Mathieu Triclot

Patent Trolls by William J. Watkins, Jr

Patent Trolls: Predatory Litigation and the Smothering of Innovation - William J. Watkins Jr.

“Patent Trolls” starts by giving a brief introduction to the history of patents on intellectual property, focusing on the reason they were created: to protect inventors and promote innovation and work that benefits society. In order to encourage innovators, patents were created to give them a temporary monopoly, allowing them to commercialise their creations, recover their investments and reap the benefits, which in turn would allow them to cover for all the time and resources spent on research that did not turn out a commercially viable product.

It is a good idea and a noble cause, but of course, some companies found a way to rig the system and take advantage of innovators. These so-called patent trolls buy sketchy and suspiciously general patents (which, in most cases, should never have been granted in the first place) and sit on them, waiting for productive companies to unknowingly use something that could be interpreted as infringing said rights… And then sue. To make sure nobody can touch them, they favour juries that are mostly uneducated about the subject and thus easily manipulated. The favoured place for plaintiffs in the US is the Eastern District of Texas, where the trolls effortlessly enjoy successes in the form of millions and millions of dollars.

The tone of the writing is rather inflammatory, but I believe it’s warranted. The examples singled out by the book are appalling. They are focused on the software and technology industries because that’s what most patent trolls prefer, a consequence of the large amounts of profits to be made in those industries. The legal meanderings involved in these cases are, as expected, confusing and counter-intuitive. The amounts involved are staggering. Somehow, it feels like the current system has been built completely in favour of patent trolls, under the pretence of encouraging innovation. Of course, patent trolls, who don’t contribute anything to society, want everyone else to keep innovating and producing… So they can swoop in and extort money like financial free-loaders. It’s a complete travesty of what patents were created for, and utterly disrespectful to the creators who actually work towards contributing something to society.

The book includes many sensible recommendations for how this problem can be solved, or at least mitigated. The European Union is presented as an example of how to do things (although we are not completely free from these kinds of litigations). Other solutions include specialised juries and shorter patent terms depending on each industry’s particularities.

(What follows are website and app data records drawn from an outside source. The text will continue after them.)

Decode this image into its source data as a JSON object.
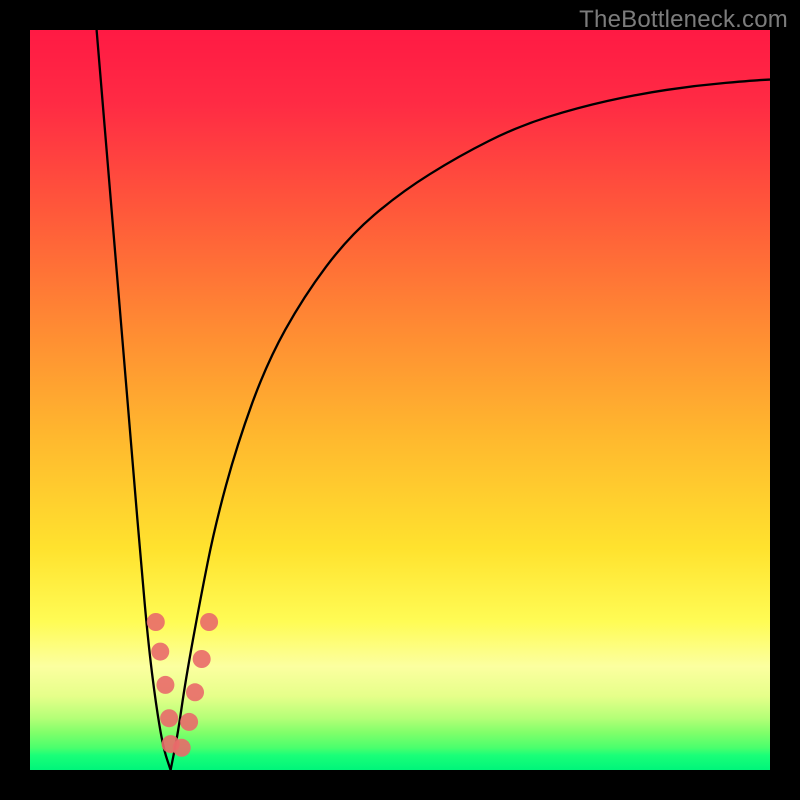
{
  "watermark": "TheBottleneck.com",
  "chart_data": {
    "type": "line",
    "title": "",
    "xlabel": "",
    "ylabel": "",
    "xlim": [
      0,
      100
    ],
    "ylim": [
      0,
      100
    ],
    "series": [
      {
        "name": "bottleneck-curve-left",
        "x": [
          9,
          10,
          11,
          12,
          13,
          14,
          15,
          16,
          17,
          18,
          19
        ],
        "y": [
          100,
          88,
          76,
          64,
          52,
          40,
          28,
          17,
          9,
          3,
          0
        ]
      },
      {
        "name": "bottleneck-curve-right",
        "x": [
          19,
          20,
          21,
          23,
          25,
          28,
          32,
          37,
          43,
          50,
          58,
          66,
          74,
          82,
          90,
          98,
          100
        ],
        "y": [
          0,
          5,
          12,
          23,
          33,
          44,
          55,
          64,
          72,
          78,
          83,
          87,
          89.5,
          91.3,
          92.5,
          93.2,
          93.3
        ]
      }
    ],
    "markers": {
      "name": "highlight-points",
      "points": [
        {
          "x_pct": 17.0,
          "y_pct_from_top": 80.0
        },
        {
          "x_pct": 17.6,
          "y_pct_from_top": 84.0
        },
        {
          "x_pct": 18.3,
          "y_pct_from_top": 88.5
        },
        {
          "x_pct": 18.8,
          "y_pct_from_top": 93.0
        },
        {
          "x_pct": 19.0,
          "y_pct_from_top": 96.5
        },
        {
          "x_pct": 20.5,
          "y_pct_from_top": 97.0
        },
        {
          "x_pct": 21.5,
          "y_pct_from_top": 93.5
        },
        {
          "x_pct": 22.3,
          "y_pct_from_top": 89.5
        },
        {
          "x_pct": 23.2,
          "y_pct_from_top": 85.0
        },
        {
          "x_pct": 24.2,
          "y_pct_from_top": 80.0
        }
      ]
    },
    "gradient_stops": [
      {
        "pos": 0.0,
        "color": "#ff1a44"
      },
      {
        "pos": 0.8,
        "color": "#fffc55"
      },
      {
        "pos": 1.0,
        "color": "#00f57a"
      }
    ]
  }
}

The author does his best to convey the facts in an interesting and easy-to-read way, but the book is still on the dry side, and personally, legalese is hard for me to understand in my own language, let alone in a foreign language. So I would encourage you to read this if you are interested in the topic, but only if you are prepared for a relatively hard read. 


Note: I got this book for review purposes through NetGalley.